Transparency is in everyone’s interest

Today it is only possible for a buyer to know that an ad slot refreshes (a) if they extrapolate from having seen it happen before or (b) once they have bought the slot, only to find their ad is replaced some seconds later. The absence of a standard way to communicate refreshed inventory has caused problems:

  1. The Media Rating Council (MRC) has required measurement organizations to detect and segregate such impressions in reporting, if material. Those organizations have been compelled to create custom solutions, resulting in fragmentation.
  2. The calls to refresh the ads will typically be initiated on a timer and are liable to be flagged as non-human traffic.

Update to OpenRTB 2.6

Publishers will now be able to give buyers a better line of sight into the triggers that cause an ad slot to be refreshed via two new objects in the OpenRTB specification. These deliberately follow the pattern established by AdX’s Real Time Bidding Protocol. This is both for the sake of consistency and because of the flexibility built into that API – it recognizes there could be different types of refresh triggers and more than one type in play on a given page view.

The full specification can be found here. It boils down to support for communicating the following:

  • The types of refresh trigger in play;
  • For each of these, the minimum interval before the refresh may trigger;
  • The number of times this ad slot has been refreshed since the last page load.

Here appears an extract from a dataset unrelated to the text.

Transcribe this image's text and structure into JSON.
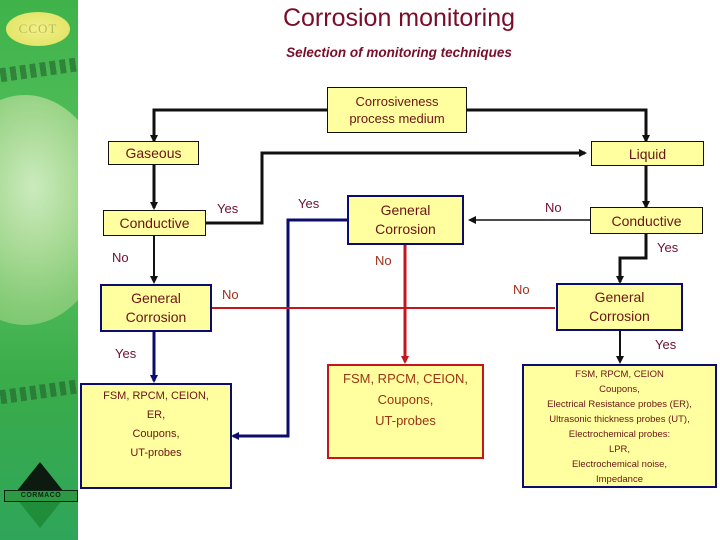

These behaviors can vary by ad slot, and the specification accommodates this. The absence of these fields means the same as it does today – i.e., that the refreshability of the ad slot cannot be determined from the request.

What’s next for the Programmatic Supply Chain Working Group?

There’s a lot to choose from with this group, though there are two notable proposals under discussion now, and expected to materialize this year. The first relates to the publisher’s ability to set floors per creative format, for differentiation between (for example) banner and video ads vying for the same slot. The second seeks to provide an enforceable mechanism in OpenRTB to inform buyers whether a page visit was direct or resulting from traffic sourcing, staying as close as possible to updated guidance from the Media Ratings Council.

About the Author

Simon Trasler
Senior Vice President, Engineering